Three national implications of the 2018 California gubernatorial primary
Today is Primary Election Day in California where the state’s top two primary system has created interesting politics in a deeply blue state.
If you haven’t followed the race closely, it’s been notable for a number of reasons. And, those might well have implications for other states and perhaps the rest of the country as the 2020 General Election looms on our national horizon.
Here are three interesting story lines that have emerged from the California gubernatorial primary that may well have implications for the future of our politics in other states and in the country as a whole.
Health care is the primary differentiator among Democratic primary voters
I don’t think this can be overstated. The most important lesson from California’s gubernatorial primary among Democrats is this: you must support a “single payer” health care proposal if you want to elevate yourself in a crowded Democratic field.
That was the approach Gavin Newsom took, and it paid off. While he has been a long time figure among progressives in California politics, and is the sitting Lt. Governor, it was not clear twelve months ago that Newsom was going to become such a strong candidate in this race.

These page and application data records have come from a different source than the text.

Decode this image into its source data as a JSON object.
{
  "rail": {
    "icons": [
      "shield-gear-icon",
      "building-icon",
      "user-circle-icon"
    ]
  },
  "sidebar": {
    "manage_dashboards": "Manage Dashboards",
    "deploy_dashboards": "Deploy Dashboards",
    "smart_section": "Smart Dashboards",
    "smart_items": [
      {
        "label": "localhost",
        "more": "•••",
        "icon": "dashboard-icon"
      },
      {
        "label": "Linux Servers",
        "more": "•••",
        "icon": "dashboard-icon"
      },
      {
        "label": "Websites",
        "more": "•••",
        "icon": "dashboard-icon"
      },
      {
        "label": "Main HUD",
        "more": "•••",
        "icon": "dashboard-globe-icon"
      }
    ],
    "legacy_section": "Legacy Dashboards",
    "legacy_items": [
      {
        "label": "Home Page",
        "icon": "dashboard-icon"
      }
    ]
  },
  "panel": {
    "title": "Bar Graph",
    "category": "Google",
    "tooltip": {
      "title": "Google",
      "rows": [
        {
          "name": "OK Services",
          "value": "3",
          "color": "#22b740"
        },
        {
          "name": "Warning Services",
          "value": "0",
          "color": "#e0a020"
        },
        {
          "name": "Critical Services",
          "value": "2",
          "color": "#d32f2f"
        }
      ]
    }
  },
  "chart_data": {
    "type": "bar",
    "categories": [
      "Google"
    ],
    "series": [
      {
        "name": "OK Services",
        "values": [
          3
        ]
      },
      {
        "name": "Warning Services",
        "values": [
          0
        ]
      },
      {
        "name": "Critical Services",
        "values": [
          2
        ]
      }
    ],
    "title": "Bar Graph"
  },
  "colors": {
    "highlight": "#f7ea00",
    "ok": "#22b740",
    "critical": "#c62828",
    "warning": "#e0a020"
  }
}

The position that propelled him forward was an unequivocal statement of support for a single payer health care policy. That moved him well ahead of the pack, while each of the other major Democratic candidates – Villaraigosa and Chiang – muddled through incrementalism.
Now, truth be told, the idea of “single payer” means a lot of different things to different people in California. For many, it means accessible, low cost, administratively simple health care services paid for by the state through tax dollars in a system where every resident is covered by a minimum defined benefit. It’s the same sort of minimum defined benefit we have for education: you get free education through 12th grade where you will be educated on many things, but not all. And if you need help outside of that system, or beyond it into college, you’re going to have to foot part or all of that bill.
Whatever single payer might look like in the heads of California primary voters, it is clear based on polls and likely tomorrow’s results: a platform of single payer health care is a winner if you want to succeed as a Democratic candidate. Without it, you might as well run as an independent.
The impact of #metoo, or lack thereof
Remember how we live in the time of #metoo? Remember how that movement started in Hollywood?
In California, bastion of progressivity in America, the top contenders for governor are all men. Not a single woman has run a campaign that has been elevated to a top tier candidacy. Neither Delaine Eastin nor Amanda Renteria have polled in the race above 5%.
Yet, two of the leading candidates have open histories of sexual affairs that might have fit well into the narrative of the #metoo era.
Gavin Newsom had an affair with his appointment secretary in 2007. She then quit his office while he was mayor of San Francisco. A few months ago, she said the affair fit within the #metoo movement, something she supports, but that the affair shouldn’t be a disqualifier in the governor’s race. From the LA Times story.
Ruby Rippey Gibney said that although their relationship destroyed her home life, it probably shouldn’t be part of the discussion about sexual misconduct surrounding the #MeToo movement.
Antonio Villaraigosa had an affair with a Telemundo reporter that covered his administration, which also came to light in 2007. That was an example of an elected official in a capacity to provide or withhold access to a reporter.
Both of these affairs had elements of power and control associated with them, which is a central component of the #metoo movement: pushing back against sexual advances from men in a position of power or influence over women.
Yet neither issue came up in a meaningful way during the campaign. Perhaps both candidates were unwilling to address the issue for fear it would also tarnish themselves, making a strategic decision rather than a decision out of politeness. California Democratic politics isn’t a bastion of politeness, after all.
Regardless of the primary, California is going to show us what a single payer system looks like
Regardless of who wins the gubernatorial contest this fall, it’s clear the legislature is going to pursue a single payer policy discussion. And, with a anti-Trump “blue wave” likely forming among legislative candidates in California, it’s altogether possible that an overwhelming supermajority of legislators will arrive in Sacramento in 2019 with the votes to implement any tax or revenue model needed to implement a single payer system.
Now, sure, that assumes a great deal: electoral victories, the composition of the next Democratic caucuses, an openness from Speaker Anthony Rendon to yield on the issue where he has not previously.
Regardless of the specific details, it’s clear there will be significant energy put forward on the topic among the legislative and advocacy community. If a single payer advocate wins the Governor’s Mansion, then a suite of administrative staff will also be hired and focused on the policy topic.
That is all to say that in 2019, California will be spending significant intellectual capital to build a single payer policy model that can be operationalized and financed, moving from the theoretical to the actual, all while the next presidential election will be taking shape.
If the largest state in the Union is actively building a single payer model, that will infuse the discussion on the left with content, ideas, and actual proposals that will likely take hold during the process to determine the Democratic nominee for President.